Addressing the Dental Hygienist Shortage

  • by Roger P. Levin, DDS
  • Aug 9, 2021
This article is a shortened version of content published in the latest issue of AGD Impact. Read the full article.

Dental hygiene is a major and critical part of the dental profession. Hygienists play various roles — expert clinicians, licensed professionals, practice producers and colleagues. Prior to the pandemic, many areas of the United States were struggling to hire hygienists for both full- and part-time positions. While inconvenient, I believe this prepandemic shortage would have organically resolved over time as dentists would have gradually accepted the increased compensation levels required to attract hygienists. 

However, once the pandemic arrived and practices shut down, more dental hygienists decided to exit the profession, at least temporarily.
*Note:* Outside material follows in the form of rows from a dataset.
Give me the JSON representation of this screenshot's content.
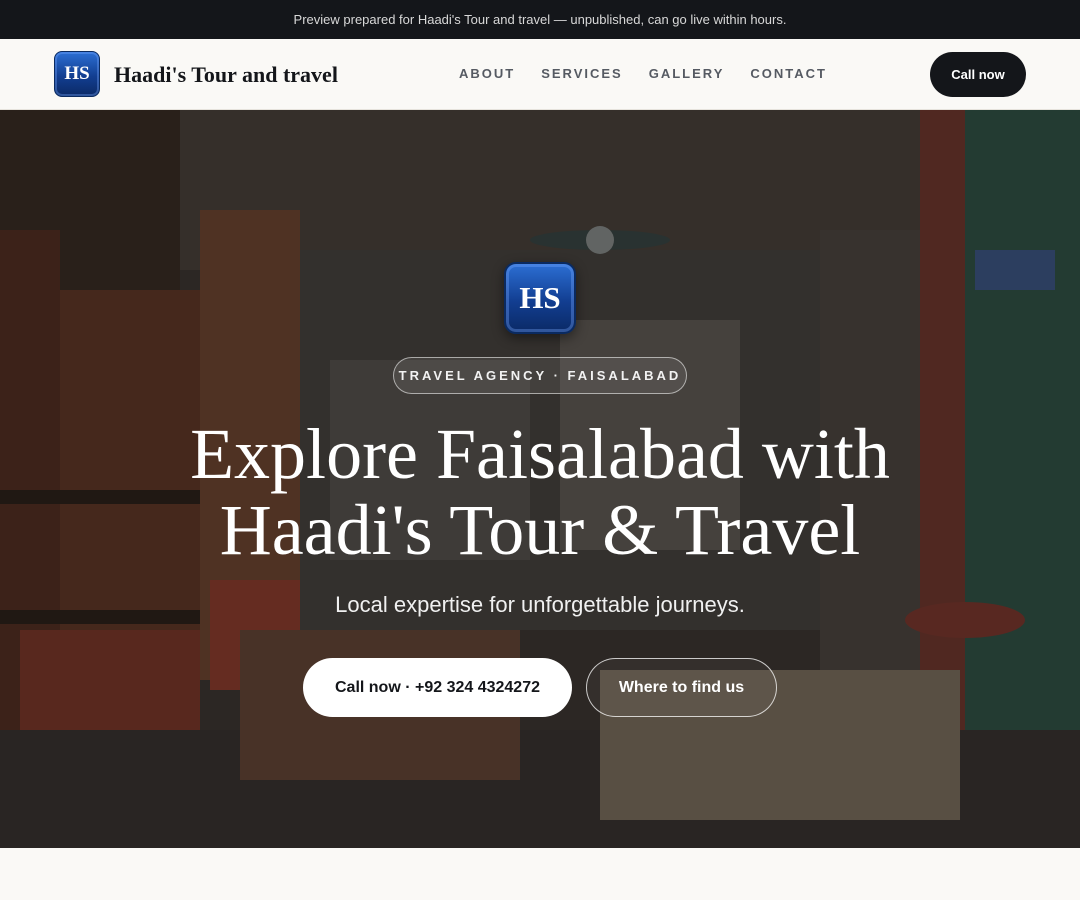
{
  "banner": {
    "text": "Preview prepared for Haadi's Tour and travel — unpublished, can go live within hours."
  },
  "header": {
    "logo_text": "HS",
    "brand_name": "Haadi's Tour and travel",
    "nav": [
      {
        "label": "ABOUT"
      },
      {
        "label": "SERVICES"
      },
      {
        "label": "GALLERY"
      },
      {
        "label": "CONTACT"
      }
    ],
    "cta_label": "Call now"
  },
  "hero": {
    "logo_text": "HS",
    "badge": "TRAVEL AGENCY · FAISALABAD",
    "title_line1": "Explore Faisalabad with",
    "title_line2": "Haadi's Tour & Travel",
    "subtitle": "Local expertise for unforgettable journeys.",
    "call_button": "Call now · +92 324 4324272",
    "find_button": "Where to find us",
    "background_image": "market-shop-interior-photo"
  },
  "colors": {
    "banner_bg": "#14161a",
    "page_bg": "#faf9f6",
    "logo_blue": "#123e91",
    "cta_dark": "#14161a"
  }
}
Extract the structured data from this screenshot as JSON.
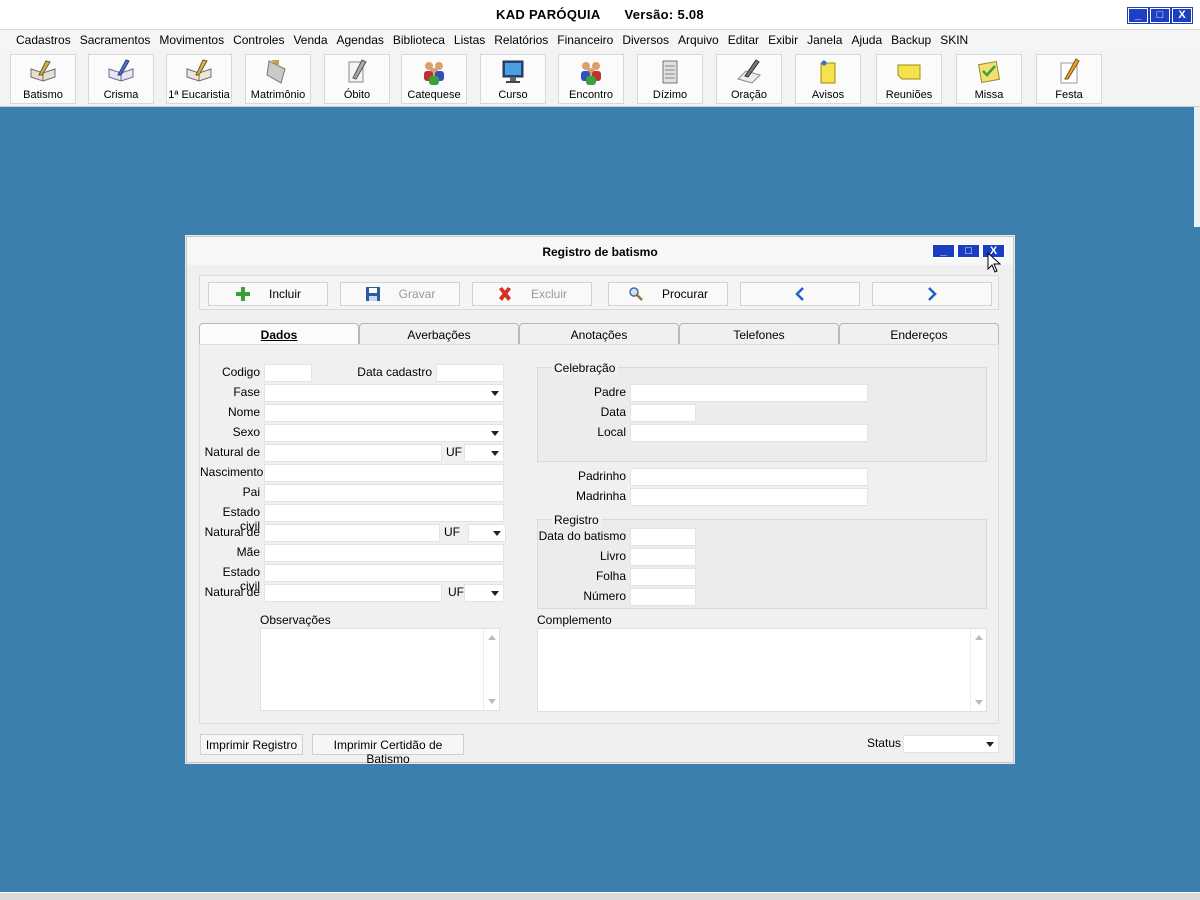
{
  "app": {
    "name": "KAD PARÓQUIA",
    "version": "Versão: 5.08",
    "window_buttons": {
      "minimize": "_",
      "maximize": "□",
      "close": "X"
    }
  },
  "menu": [
    "Cadastros",
    "Sacramentos",
    "Movimentos",
    "Controles",
    "Venda",
    "Agendas",
    "Biblioteca",
    "Listas",
    "Relatórios",
    "Financeiro",
    "Diversos",
    "Arquivo",
    "Editar",
    "Exibir",
    "Janela",
    "Ajuda",
    "Backup",
    "SKIN"
  ],
  "toolbar": [
    {
      "label": "Batismo",
      "icon": "book-pen-icon"
    },
    {
      "label": "Crisma",
      "icon": "book-pen-icon"
    },
    {
      "label": "1ª Eucaristia",
      "icon": "book-pen-icon"
    },
    {
      "label": "Matrimônio",
      "icon": "rings-icon"
    },
    {
      "label": "Óbito",
      "icon": "notepad-icon"
    },
    {
      "label": "Catequese",
      "icon": "people-icon"
    },
    {
      "label": "Curso",
      "icon": "monitor-icon"
    },
    {
      "label": "Encontro",
      "icon": "people-icon"
    },
    {
      "label": "Dízimo",
      "icon": "stack-icon"
    },
    {
      "label": "Oração",
      "icon": "pen-paper-icon"
    },
    {
      "label": "Avisos",
      "icon": "note-pin-icon"
    },
    {
      "label": "Reuniões",
      "icon": "sticky-note-icon"
    },
    {
      "label": "Missa",
      "icon": "checklist-icon"
    },
    {
      "label": "Festa",
      "icon": "pencil-paper-icon"
    }
  ],
  "dialog": {
    "title": "Registro de batismo",
    "actions": {
      "incluir": "Incluir",
      "gravar": "Gravar",
      "excluir": "Excluir",
      "procurar": "Procurar"
    },
    "tabs": [
      "Dados",
      "Averbações",
      "Anotações",
      "Telefones",
      "Endereços"
    ],
    "active_tab": "Dados",
    "fields_left": {
      "codigo": "Codigo",
      "data_cadastro": "Data cadastro",
      "fase": "Fase",
      "nome": "Nome",
      "sexo": "Sexo",
      "natural_de": "Natural de",
      "uf": "UF",
      "nascimento": "Nascimento",
      "pai": "Pai",
      "estado_civil": "Estado civil",
      "mae": "Mãe",
      "observacoes": "Observações"
    },
    "celebracao": {
      "title": "Celebração",
      "padre": "Padre",
      "data": "Data",
      "local": "Local"
    },
    "padrinho": "Padrinho",
    "madrinha": "Madrinha",
    "registro": {
      "title": "Registro",
      "data_batismo": "Data do batismo",
      "livro": "Livro",
      "folha": "Folha",
      "numero": "Número"
    },
    "complemento": "Complemento",
    "footer": {
      "imprimir_registro": "Imprimir Registro",
      "imprimir_certidao": "Imprimir Certidão de Batismo",
      "status": "Status"
    }
  }
}
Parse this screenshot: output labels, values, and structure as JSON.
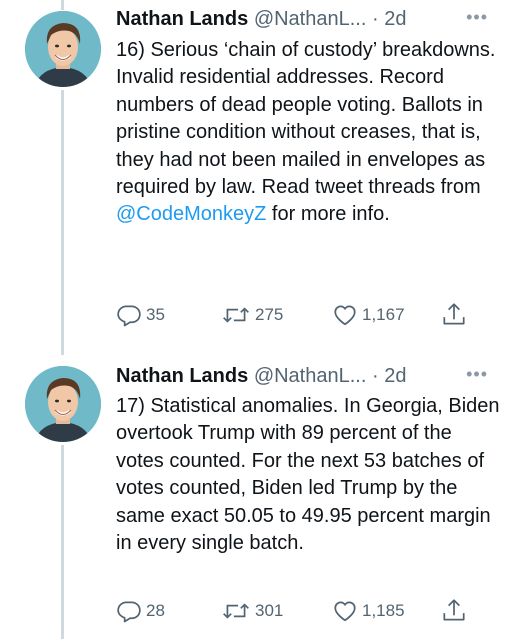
{
  "tweets": [
    {
      "display_name": "Nathan Lands",
      "handle": "@NathanL...",
      "separator": "·",
      "time": "2d",
      "more_icon": "more-dots-icon",
      "text_before_mention": "16) Serious ‘chain of custody’ breakdowns. Invalid residential addresses. Record numbers of dead people voting. Ballots in pristine condition without creases, that is, they had not been mailed in envelopes as required by law. Read tweet threads from ",
      "mention": "@CodeMonkeyZ",
      "text_after_mention": " for more info.",
      "reply_count": "35",
      "retweet_count": "275",
      "like_count": "1,167"
    },
    {
      "display_name": "Nathan Lands",
      "handle": "@NathanL...",
      "separator": "·",
      "time": "2d",
      "more_icon": "more-dots-icon",
      "text_before_mention": "17) Statistical anomalies. In Georgia, Biden overtook Trump with 89 percent of the votes counted. For the next 53 batches of votes counted, Biden led Trump by the same exact 50.05 to 49.95 percent margin in every single batch.",
      "mention": "",
      "text_after_mention": "",
      "reply_count": "28",
      "retweet_count": "301",
      "like_count": "1,185"
    }
  ],
  "icons": {
    "reply": "reply-icon",
    "retweet": "retweet-icon",
    "like": "heart-icon",
    "share": "share-icon"
  },
  "colors": {
    "text": "#0f1419",
    "secondary": "#536471",
    "mention": "#1d9bf0",
    "thread_line": "#cfd9de"
  }
}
The American Dental Hygienists’ Association estimates as many as 1 in 12 hygienists left the profession due to various factors, including safety concerns about practicing hygiene in a pandemic. 

Managing Dental Hygiene 
As a dentist, I am well aware of the upheaval that occurs with the loss of a dental hygienist. Schedules are thrown into chaos, patient volume is completely realigned and dentists must perform hygiene services. Extended wait times lead to patient loss, and temporary (and unfamiliar) hygienists can decrease patient satisfaction. Dentists who are experiencing challenges finding and maintaining the necessary hygiene staffing level will benefit by considering the following recommendations. Practice owners who are fortunate enough to be fully staffed at this time should also pay close attention to these items should the need arise to rethink certain factors to retain their hygienists.

1. Review compensation 
When there is a shortage of any position in the labor market, compensation goes up. Newly hired hygienists are requesting levels of compensation that may be higher than many practices are currently paying. This may encourage some hygienists to switch practices to improve their financial situation. You may want to consider adjusting compensation for new and current hygienists. 

2. Give a longevity/retention bonus 
Dentists can offer hygienists bonuses at specified periods of time for remaining with the practice. This not only creates motivation and incentive, but it also can prevent a hygienist from leaving the practice for a slightly better compensation package. 

3. Review hygiene production 
One way to improve practice performance from a production and profitability standpoint is to identify all possible services that a dental hygienist can provide. These should include complete diagnoses on all patients for gingival or periodontal disease, selling home care products, identifying cosmetic services and implants, and keeping basic ancillary services (i.e., radiographs, fluoride, sealants or other basic services) up to date. 

4. Hire a hygiene assistant
If a practice has sufficient patient volume, it may want to consider hiring a part-time hygiene assistant. Assuming that there are two rooms available, the hygienist can alternate between rooms with the assistant and concentrate strictly on providing scaling and root planing and related patient services. 

5. Hire an associate 
Depending on the busyness of a practice, it may be prudent to hire an associate dentist with an understanding that they will also be providing basic hygiene services. 

6. Provide signing bonuses 
If a practice is seeking to hire a hygienist, it may consider a signing bonus. Like a scenario involving an athlete, a signing bonus may encourage the hygienist to quickly agree to join the practice. 

7. Advertise on multiple platforms 
There are numerous employment sites, both specific to dentistry and more general. No single platform is the answer. 

8. Consider employing a recruiting firm
Dental hygiene recruiting firms can be hit or miss. The downside is that the practice will have to pay a fee, which typically feels expensive to the dentist. Plus, there is no certainty that the recruited hygienist will work out. On the other hand, if you’re having no luck attracting a dental hygienist and losing production and profitability, this is an option that makes sense.

9. Interview properly 
Despite some practices being desperate to hire hygienists, it’s still important to follow a systematic interviewing process. Simply agreeing to hire someone because they’re available may quickly land the practice back in the same short-handed position. Practices have values, cultures and team camaraderie. 

10. Try “power hygiene days” 
One option for practices that are significantly backed up in hygiene and in danger of losing patients is power hygiene days. A power hygiene day is when the practice focuses the entire day on hygiene treatment. Doctors also perform hygiene checks throughout the day, and the practice may even bring in a temporary hygienist. 

Roger P. Levin, DDS, is the founder and CEO of Levin Group, a dental management consulting firm. To comment on this article, email